Have you ever tried your best to avoid failure and failed anyway? Sometimes avoiding it may be the biggest failure of all.
I remember sitting in the hard plastic chair in Mrs. Donson’s room many years ago. I had my work supplies on my desk that chilly winter morning. I was in the 5th or 6th grade and we were talking about the seasons. The other students and I listened attentively and quietly, a norm for this large private school.
As I sat there, Mrs. Donson explained the different ways that the seasons affected our lives. There were so many obvious changes as we approached winter – the temperature, the effects on trees and plants, and more. Yet there was one change that threw me for a loop: shorter days.
I imagine my eyes popped out of my head as I tried to figure this one out. “How does that work?” I thought. “Some days are less than 24 hours? Do they just take a few minutes away from each day? How do we know how long each day is? Who’s in charge of this?”
As my confused and misdirected mind tried to wrap around this concept, the confusion itself did something that made me live in this state of confusion for a long time to come. It made me sit in my ignorance, sheepishly avoiding a question that could have cleared everything up.
It did this because my confusion made me feel stupid. “What did I miss? Why does this make sense to everyone else? Isn’t anyone else freaked out that the whole 24-hour thing is a lie?”
Afraid to Fail
We hate to look stupid. Ironically, we would often prefer to be stupid than to look stupid. It’s often more important to us to keep quiet and seem like we know what we’re talking about than to ask questions and show that we don’t know something.
I sat with a misunderstanding for a long time to come because I didn’t ask a question. To a young kid, thinking of the wrong use of “day”, not as the time between sunrise and sunset, but as a 24-hour unit of time, is an understandable mistake. But because I didn’t ask a question, it took me awhile to understand what “shorter days” meant.
Instead of taking the right path and asking the question, I took the easy path and lived in ignorance. I was afraid to fail, and by letting fear guide my actions, I failed.
We Need to Be Ready to Fail
What would happen if we weren’t so afraid to ask? What would happen if we took the chance to gain a deeper understanding of the things around us that caused confusion? What if we weren’t afraid to look stupid? What if we weren’t even afraid to fail, if we knew we were making the right choices?

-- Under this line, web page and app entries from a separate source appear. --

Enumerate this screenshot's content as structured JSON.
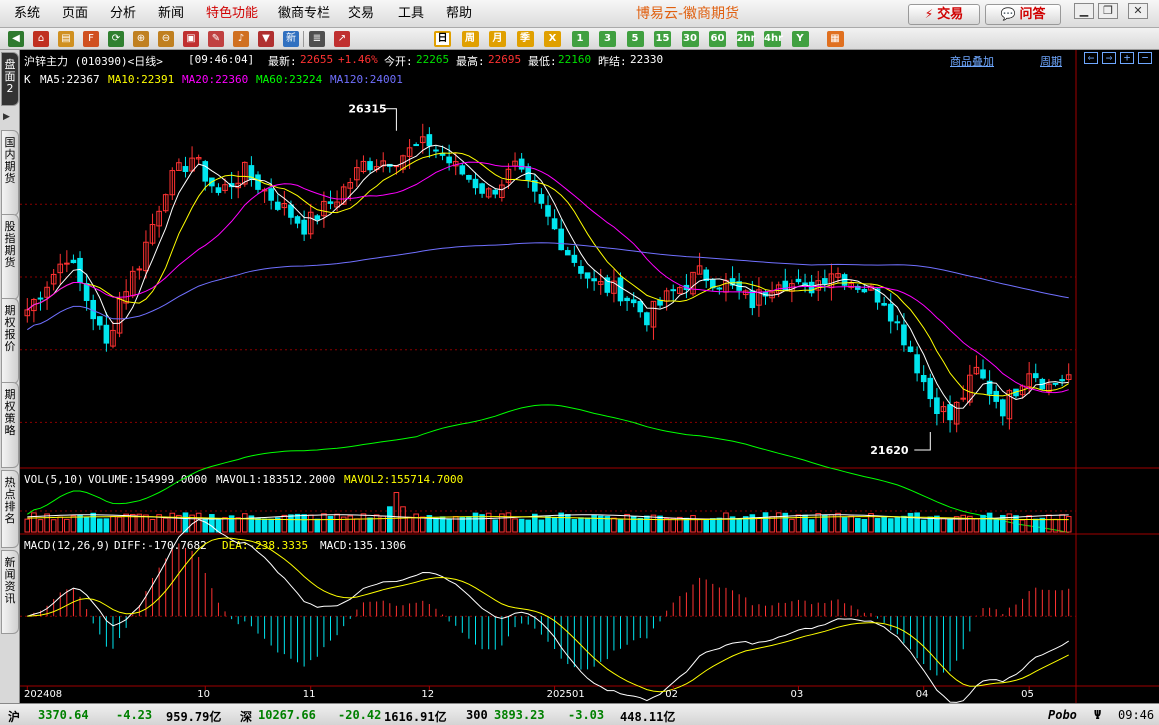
{
  "menu": [
    "系统",
    "页面",
    "分析",
    "新闻",
    "特色功能",
    "徽商专栏",
    "交易",
    "工具",
    "帮助"
  ],
  "app_title": "博易云-徽商期货",
  "buttons": {
    "trade": "交易",
    "ask": "问答"
  },
  "window_buttons": {
    "minimize": "▁",
    "restore": "❐",
    "close": "✕"
  },
  "toolbar_icons": [
    {
      "name": "back-icon",
      "glyph": "◀",
      "color": "#2f7a2f"
    },
    {
      "name": "home-icon",
      "glyph": "⌂",
      "color": "#c03020"
    },
    {
      "name": "folder-icon",
      "glyph": "▤",
      "color": "#d09020"
    },
    {
      "name": "f10-icon",
      "glyph": "F",
      "color": "#d05020"
    },
    {
      "name": "refresh-icon",
      "glyph": "⟳",
      "color": "#308030"
    },
    {
      "name": "zoom-in-icon",
      "glyph": "⊕",
      "color": "#c08020"
    },
    {
      "name": "zoom-out-icon",
      "glyph": "⊖",
      "color": "#c08020"
    },
    {
      "name": "window-icon",
      "glyph": "▣",
      "color": "#c03030"
    },
    {
      "name": "pen-icon",
      "glyph": "✎",
      "color": "#c04040"
    },
    {
      "name": "bell-icon",
      "glyph": "♪",
      "color": "#d07020"
    },
    {
      "name": "filter-icon",
      "glyph": "▼",
      "color": "#b03030"
    },
    {
      "name": "new-icon",
      "glyph": "新",
      "color": "#3070c0"
    },
    {
      "name": "list-icon",
      "glyph": "≣",
      "color": "#505050"
    },
    {
      "name": "trend-icon",
      "glyph": "↗",
      "color": "#c03030"
    }
  ],
  "periods": [
    {
      "label": "日",
      "color": "#e0a000",
      "active": true
    },
    {
      "label": "周",
      "color": "#e0a000"
    },
    {
      "label": "月",
      "color": "#e0a000"
    },
    {
      "label": "季",
      "color": "#e0a000"
    },
    {
      "label": "X",
      "color": "#e0a000"
    },
    {
      "label": "1",
      "color": "#40a040"
    },
    {
      "label": "3",
      "color": "#40a040"
    },
    {
      "label": "5",
      "color": "#40a040"
    },
    {
      "label": "15",
      "color": "#40a040"
    },
    {
      "label": "30",
      "color": "#40a040"
    },
    {
      "label": "60",
      "color": "#40a040"
    },
    {
      "label": "2hr",
      "color": "#40a040"
    },
    {
      "label": "4hr",
      "color": "#40a040"
    },
    {
      "label": "Y",
      "color": "#40a040"
    },
    {
      "label": "▦",
      "color": "#e07020"
    }
  ],
  "left_tabs": [
    {
      "label": "盘面2",
      "active": true
    },
    {
      "label": "国内期货"
    },
    {
      "label": "股指期货"
    },
    {
      "label": "期权报价"
    },
    {
      "label": "期权策略"
    },
    {
      "label": "热点排名"
    },
    {
      "label": "新闻资讯"
    }
  ],
  "quote": {
    "name": "沪锌主力 (010390)<日线>",
    "time": "[09:46:04]",
    "latest_label": "最新:",
    "latest": "22655",
    "change": "+1.46%",
    "open_label": "今开:",
    "open": "22265",
    "high_label": "最高:",
    "high": "22695",
    "low_label": "最低:",
    "low": "22160",
    "prev_label": "昨结:",
    "prev": "22330"
  },
  "links": {
    "overlay": "商品叠加",
    "period": "周期"
  },
  "ma": {
    "k": "K",
    "ma5": "MA5:22367",
    "ma10": "MA10:22391",
    "ma20": "MA20:22360",
    "ma60": "MA60:23224",
    "ma120": "MA120:24001"
  },
  "annotations": {
    "high": "26315",
    "low": "21620"
  },
  "vol_header": {
    "title": "VOL(5,10)",
    "volume": "VOLUME:154999.0000",
    "mavol1": "MAVOL1:183512.2000",
    "mavol2": "MAVOL2:155714.7000"
  },
  "macd_header": {
    "title": "MACD(12,26,9)",
    "diff": "DIFF:-170.7682",
    "dea": "DEA:-238.3335",
    "macd": "MACD:135.1306"
  },
  "colors": {
    "up": "#ff3232",
    "down": "#00e5ee",
    "ma5": "#ffffff",
    "ma10": "#ffff00",
    "ma20": "#ff00ff",
    "ma60": "#00ff00",
    "ma120": "#7070ff",
    "grid": "#8b0000"
  },
  "chart_data": {
    "type": "candlestick",
    "title": "沪锌主力 (010390)<日线>",
    "x_ticks": [
      "202408",
      "10",
      "11",
      "12",
      "202501",
      "02",
      "03",
      "04",
      "05"
    ],
    "ylim": [
      21400,
      26600
    ],
    "anchors": [
      [
        0,
        23550
      ],
      [
        6,
        24300
      ],
      [
        9,
        23700
      ],
      [
        12,
        23050
      ],
      [
        14,
        23700
      ],
      [
        17,
        24200
      ],
      [
        21,
        25250
      ],
      [
        25,
        25650
      ],
      [
        29,
        25150
      ],
      [
        33,
        25450
      ],
      [
        37,
        25100
      ],
      [
        42,
        24700
      ],
      [
        47,
        25100
      ],
      [
        51,
        25550
      ],
      [
        56,
        25650
      ],
      [
        61,
        25850
      ],
      [
        65,
        25500
      ],
      [
        70,
        25150
      ],
      [
        74,
        25500
      ],
      [
        78,
        24950
      ],
      [
        82,
        24350
      ],
      [
        86,
        23900
      ],
      [
        90,
        23800
      ],
      [
        94,
        23450
      ],
      [
        98,
        23800
      ],
      [
        102,
        24050
      ],
      [
        106,
        23900
      ],
      [
        110,
        23650
      ],
      [
        114,
        24000
      ],
      [
        118,
        23800
      ],
      [
        122,
        24100
      ],
      [
        126,
        23900
      ],
      [
        130,
        23700
      ],
      [
        134,
        23000
      ],
      [
        137,
        22350
      ],
      [
        140,
        22050
      ],
      [
        144,
        22700
      ],
      [
        148,
        22200
      ],
      [
        152,
        22750
      ],
      [
        155,
        22500
      ],
      [
        158,
        22655
      ]
    ],
    "volume": {
      "ylim": [
        0,
        500000
      ]
    },
    "macd": {
      "ylim": [
        -360,
        320
      ]
    },
    "series": [
      {
        "name": "MA5",
        "period": 5,
        "value": 22367
      },
      {
        "name": "MA10",
        "period": 10,
        "value": 22391
      },
      {
        "name": "MA20",
        "period": 20,
        "value": 22360
      },
      {
        "name": "MA60",
        "period": 60,
        "value": 23224
      },
      {
        "name": "MA120",
        "period": 120,
        "value": 24001
      }
    ]
  },
  "status": {
    "sh_label": "沪",
    "sh_index": "3370.64",
    "sh_change": "-4.23",
    "sh_amount": "959.79亿",
    "sz_label": "深",
    "sz_index": "10267.66",
    "sz_change": "-20.42",
    "sz_amount": "1616.91亿",
    "hs_label": "300",
    "hs_index": "3893.23",
    "hs_change": "-3.03",
    "hs_amount": "448.11亿",
    "brand": "Pobo",
    "clock": "09:46"
  }
}
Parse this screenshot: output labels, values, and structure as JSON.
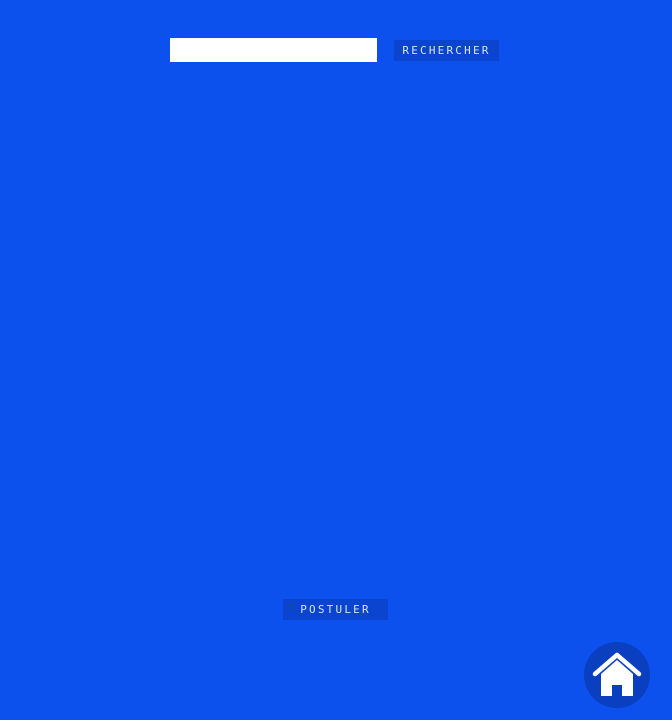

There is so much we don’t know and the more we are afraid to ask – the more we are afraid to fail – the more we miss out on learning something new. It may not always be easy. Sometimes we will look stupid. Sometimes we will fail.
But when we avoid doing what we should do to avoid looking stupid or failing, we have already failed. We’ve already limited ourselves. We’ve already taken a step toward ignorance. Instead, we need to run toward success with both arms wide open ready to embrace whatever difficulty we might find. We might occasionally look foolish, but we will be wiser, happier, and more successful.